Given data:
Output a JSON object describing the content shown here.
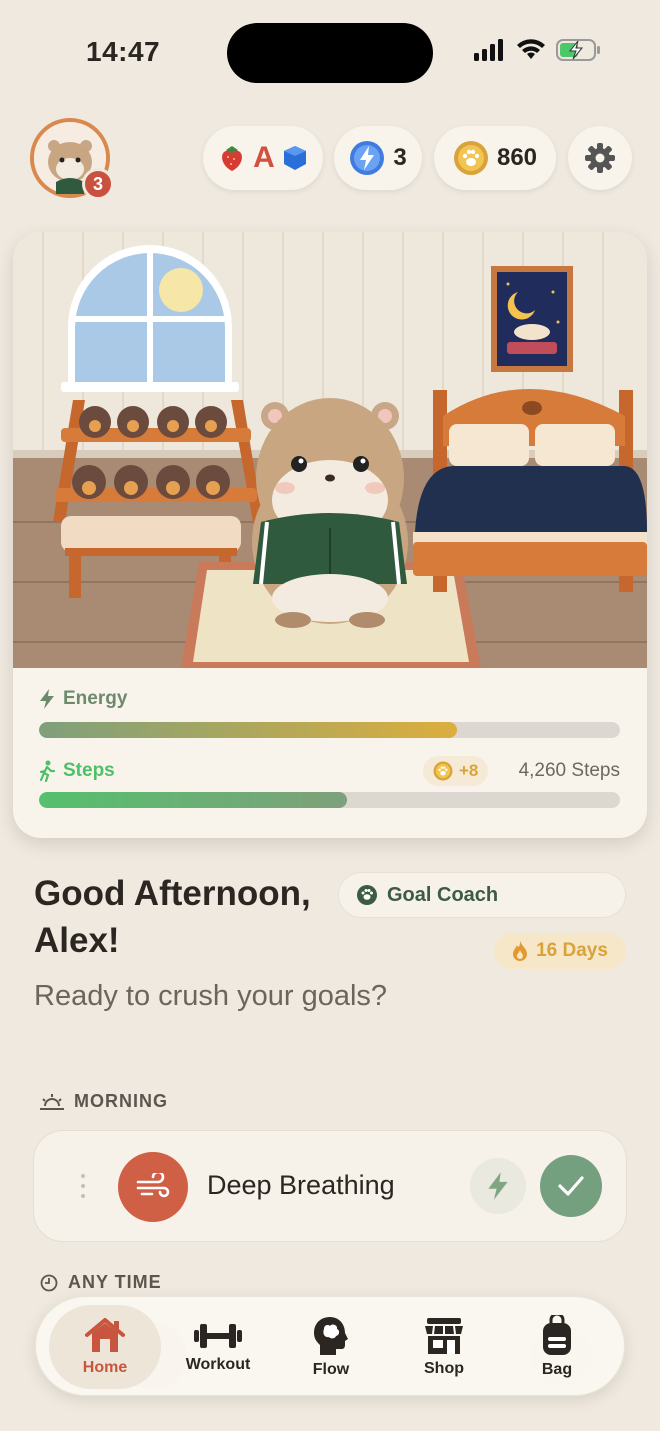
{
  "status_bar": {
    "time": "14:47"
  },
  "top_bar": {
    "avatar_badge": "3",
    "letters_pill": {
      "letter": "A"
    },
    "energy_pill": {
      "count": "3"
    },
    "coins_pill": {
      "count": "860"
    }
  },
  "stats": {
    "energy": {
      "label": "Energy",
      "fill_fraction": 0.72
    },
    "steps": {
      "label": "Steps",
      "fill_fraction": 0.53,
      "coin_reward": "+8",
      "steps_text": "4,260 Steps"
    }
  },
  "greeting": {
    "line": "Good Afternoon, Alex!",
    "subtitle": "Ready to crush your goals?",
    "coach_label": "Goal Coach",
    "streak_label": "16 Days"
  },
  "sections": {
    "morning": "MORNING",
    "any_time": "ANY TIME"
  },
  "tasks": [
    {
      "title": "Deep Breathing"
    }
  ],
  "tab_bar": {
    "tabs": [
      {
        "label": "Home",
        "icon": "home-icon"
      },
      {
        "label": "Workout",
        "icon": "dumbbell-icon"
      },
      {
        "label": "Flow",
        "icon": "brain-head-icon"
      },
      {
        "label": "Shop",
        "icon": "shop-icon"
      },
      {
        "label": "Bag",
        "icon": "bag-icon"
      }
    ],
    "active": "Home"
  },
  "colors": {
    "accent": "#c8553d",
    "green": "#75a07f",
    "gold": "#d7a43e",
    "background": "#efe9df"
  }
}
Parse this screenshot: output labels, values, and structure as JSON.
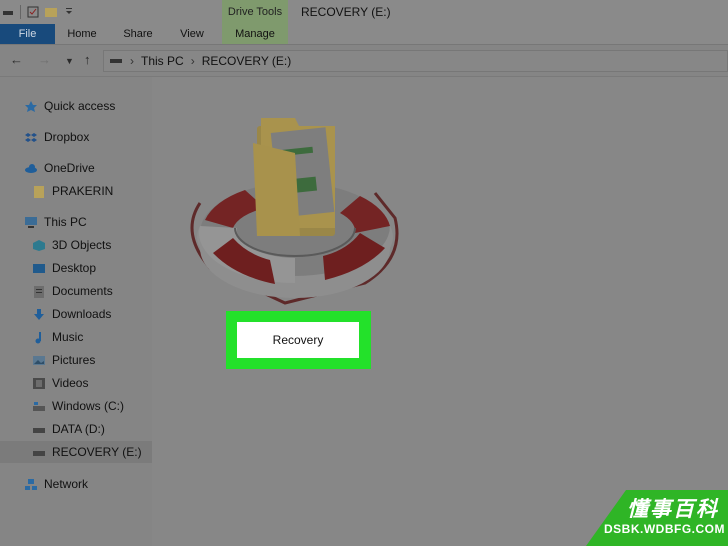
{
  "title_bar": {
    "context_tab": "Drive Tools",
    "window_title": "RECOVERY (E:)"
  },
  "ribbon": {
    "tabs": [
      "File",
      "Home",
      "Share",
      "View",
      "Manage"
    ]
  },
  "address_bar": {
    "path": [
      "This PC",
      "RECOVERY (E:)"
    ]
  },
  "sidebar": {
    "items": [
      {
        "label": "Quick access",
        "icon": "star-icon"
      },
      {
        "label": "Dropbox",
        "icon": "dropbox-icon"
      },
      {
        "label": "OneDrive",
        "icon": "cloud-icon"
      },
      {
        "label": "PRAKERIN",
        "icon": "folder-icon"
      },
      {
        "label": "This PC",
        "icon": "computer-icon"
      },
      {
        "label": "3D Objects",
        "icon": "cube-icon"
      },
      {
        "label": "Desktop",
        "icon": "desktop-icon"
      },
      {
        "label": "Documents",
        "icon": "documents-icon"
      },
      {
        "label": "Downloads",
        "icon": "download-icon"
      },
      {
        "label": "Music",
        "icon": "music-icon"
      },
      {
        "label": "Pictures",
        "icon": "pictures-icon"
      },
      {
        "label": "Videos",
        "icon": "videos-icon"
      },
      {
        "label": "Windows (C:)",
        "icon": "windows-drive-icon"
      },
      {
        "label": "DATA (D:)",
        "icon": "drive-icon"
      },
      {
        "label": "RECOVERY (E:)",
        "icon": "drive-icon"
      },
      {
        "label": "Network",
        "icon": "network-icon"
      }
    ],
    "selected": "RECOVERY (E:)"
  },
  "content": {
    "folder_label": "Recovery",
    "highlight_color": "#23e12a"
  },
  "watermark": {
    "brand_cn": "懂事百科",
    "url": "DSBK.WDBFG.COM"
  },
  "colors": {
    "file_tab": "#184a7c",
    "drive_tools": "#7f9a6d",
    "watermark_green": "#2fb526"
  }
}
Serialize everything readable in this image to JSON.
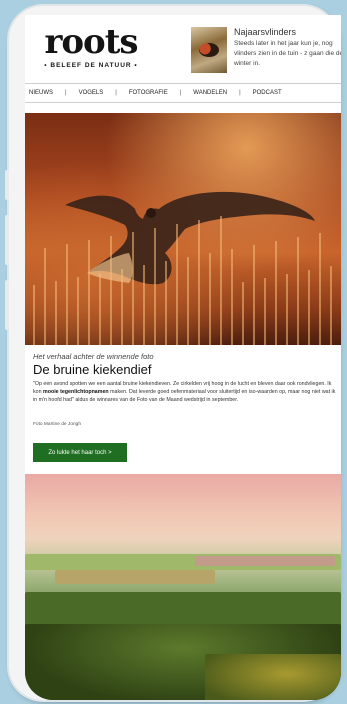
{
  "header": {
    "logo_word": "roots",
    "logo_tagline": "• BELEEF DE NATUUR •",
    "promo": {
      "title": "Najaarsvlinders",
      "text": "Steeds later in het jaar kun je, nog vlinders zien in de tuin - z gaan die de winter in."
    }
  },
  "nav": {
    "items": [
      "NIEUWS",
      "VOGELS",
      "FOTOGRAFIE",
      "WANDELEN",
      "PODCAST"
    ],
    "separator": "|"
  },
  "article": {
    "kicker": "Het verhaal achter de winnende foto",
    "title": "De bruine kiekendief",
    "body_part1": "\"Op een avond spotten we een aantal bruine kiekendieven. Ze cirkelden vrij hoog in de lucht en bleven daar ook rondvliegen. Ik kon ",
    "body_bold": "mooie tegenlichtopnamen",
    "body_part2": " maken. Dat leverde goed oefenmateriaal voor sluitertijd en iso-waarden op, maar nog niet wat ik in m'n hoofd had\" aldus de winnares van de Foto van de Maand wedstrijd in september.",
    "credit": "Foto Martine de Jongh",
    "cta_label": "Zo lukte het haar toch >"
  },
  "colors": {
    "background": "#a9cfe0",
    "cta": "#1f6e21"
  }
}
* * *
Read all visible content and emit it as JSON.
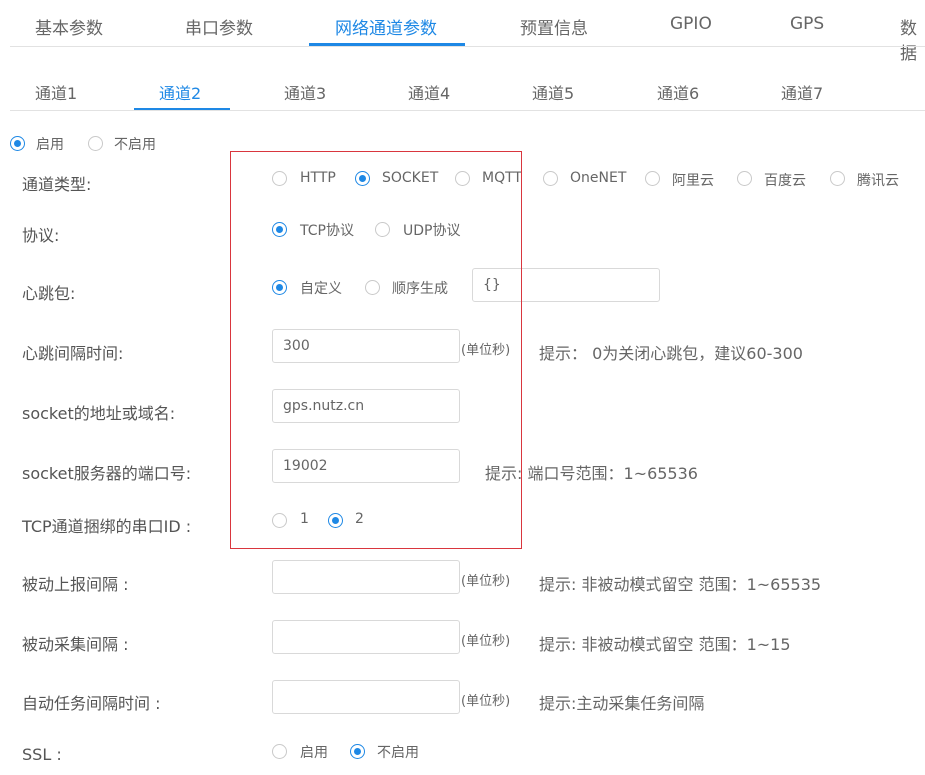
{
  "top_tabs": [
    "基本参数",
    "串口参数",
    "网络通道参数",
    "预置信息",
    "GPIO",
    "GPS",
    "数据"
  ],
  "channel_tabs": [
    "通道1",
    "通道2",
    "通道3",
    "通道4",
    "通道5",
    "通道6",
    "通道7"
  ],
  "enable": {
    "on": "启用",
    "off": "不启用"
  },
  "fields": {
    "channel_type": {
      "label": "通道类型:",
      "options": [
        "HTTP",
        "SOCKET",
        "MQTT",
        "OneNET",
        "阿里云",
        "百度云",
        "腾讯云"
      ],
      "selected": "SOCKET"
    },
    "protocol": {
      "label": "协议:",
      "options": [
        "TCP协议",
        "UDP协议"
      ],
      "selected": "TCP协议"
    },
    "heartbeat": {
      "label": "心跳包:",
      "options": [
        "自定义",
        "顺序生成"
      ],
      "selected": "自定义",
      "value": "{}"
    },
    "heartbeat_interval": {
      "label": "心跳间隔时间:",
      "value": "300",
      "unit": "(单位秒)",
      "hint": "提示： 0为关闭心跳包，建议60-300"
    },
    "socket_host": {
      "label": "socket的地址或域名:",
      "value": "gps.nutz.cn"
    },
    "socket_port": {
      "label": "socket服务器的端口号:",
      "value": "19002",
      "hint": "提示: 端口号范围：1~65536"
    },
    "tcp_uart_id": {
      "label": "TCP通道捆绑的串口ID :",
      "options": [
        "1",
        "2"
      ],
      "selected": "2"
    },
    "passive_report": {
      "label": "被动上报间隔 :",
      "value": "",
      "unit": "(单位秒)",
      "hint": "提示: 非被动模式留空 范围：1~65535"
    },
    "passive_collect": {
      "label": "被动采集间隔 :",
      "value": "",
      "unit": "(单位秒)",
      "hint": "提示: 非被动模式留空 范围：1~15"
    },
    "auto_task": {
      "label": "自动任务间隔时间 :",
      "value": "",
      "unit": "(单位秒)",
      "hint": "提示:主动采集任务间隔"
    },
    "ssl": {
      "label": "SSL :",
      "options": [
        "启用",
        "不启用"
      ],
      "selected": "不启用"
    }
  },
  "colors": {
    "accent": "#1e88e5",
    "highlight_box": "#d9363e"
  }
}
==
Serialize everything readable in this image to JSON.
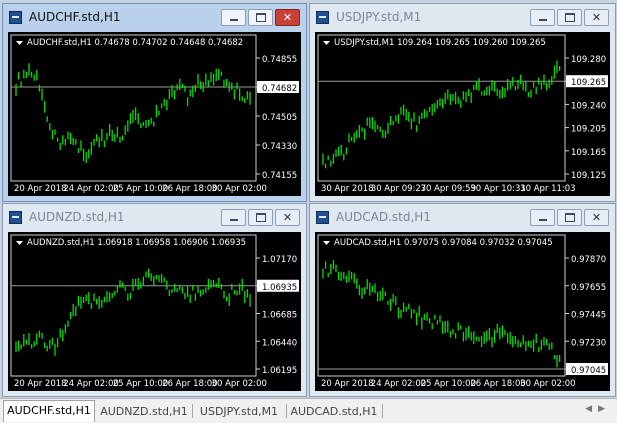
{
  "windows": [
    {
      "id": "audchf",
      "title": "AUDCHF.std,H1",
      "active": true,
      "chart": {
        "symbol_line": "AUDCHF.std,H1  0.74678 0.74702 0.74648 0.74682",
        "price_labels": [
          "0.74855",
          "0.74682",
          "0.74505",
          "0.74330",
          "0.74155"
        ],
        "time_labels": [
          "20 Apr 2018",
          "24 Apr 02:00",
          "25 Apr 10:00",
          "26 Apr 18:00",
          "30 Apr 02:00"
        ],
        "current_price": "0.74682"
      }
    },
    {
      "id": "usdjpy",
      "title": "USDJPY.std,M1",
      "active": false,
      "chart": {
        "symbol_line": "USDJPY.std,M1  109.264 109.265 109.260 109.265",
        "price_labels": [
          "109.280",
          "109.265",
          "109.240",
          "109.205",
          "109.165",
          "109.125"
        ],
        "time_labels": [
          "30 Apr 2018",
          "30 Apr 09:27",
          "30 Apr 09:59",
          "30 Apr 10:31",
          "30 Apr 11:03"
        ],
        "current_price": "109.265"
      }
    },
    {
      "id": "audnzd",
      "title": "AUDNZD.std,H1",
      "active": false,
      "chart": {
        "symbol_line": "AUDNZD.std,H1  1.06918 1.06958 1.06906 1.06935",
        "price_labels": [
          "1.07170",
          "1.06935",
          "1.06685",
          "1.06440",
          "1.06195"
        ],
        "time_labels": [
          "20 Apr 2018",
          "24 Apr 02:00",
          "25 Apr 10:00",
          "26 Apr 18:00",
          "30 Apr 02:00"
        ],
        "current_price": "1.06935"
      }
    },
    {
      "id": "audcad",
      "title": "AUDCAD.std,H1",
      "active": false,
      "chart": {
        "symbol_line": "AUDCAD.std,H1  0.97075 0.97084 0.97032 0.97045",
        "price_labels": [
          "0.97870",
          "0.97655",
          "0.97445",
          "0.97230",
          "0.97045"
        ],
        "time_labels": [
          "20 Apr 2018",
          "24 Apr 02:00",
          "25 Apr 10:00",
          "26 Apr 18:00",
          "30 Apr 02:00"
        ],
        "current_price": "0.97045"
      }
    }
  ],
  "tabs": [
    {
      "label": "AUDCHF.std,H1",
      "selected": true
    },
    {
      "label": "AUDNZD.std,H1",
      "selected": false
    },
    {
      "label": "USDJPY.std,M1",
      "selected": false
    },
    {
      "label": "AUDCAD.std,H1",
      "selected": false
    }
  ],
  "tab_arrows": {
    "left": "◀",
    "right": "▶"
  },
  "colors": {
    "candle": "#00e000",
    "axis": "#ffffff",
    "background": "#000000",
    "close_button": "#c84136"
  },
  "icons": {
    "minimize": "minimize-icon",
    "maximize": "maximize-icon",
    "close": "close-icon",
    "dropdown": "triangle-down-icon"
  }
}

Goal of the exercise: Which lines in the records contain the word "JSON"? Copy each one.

Finished exercise:
Output a JSON object describing the content shown here.
Parse this screenshot: output labels, values, and structure as JSON.
Serialize everything readable in this image to JSON.
Read all visible content and emit it as JSON.
Serialize everything readable in this image to JSON.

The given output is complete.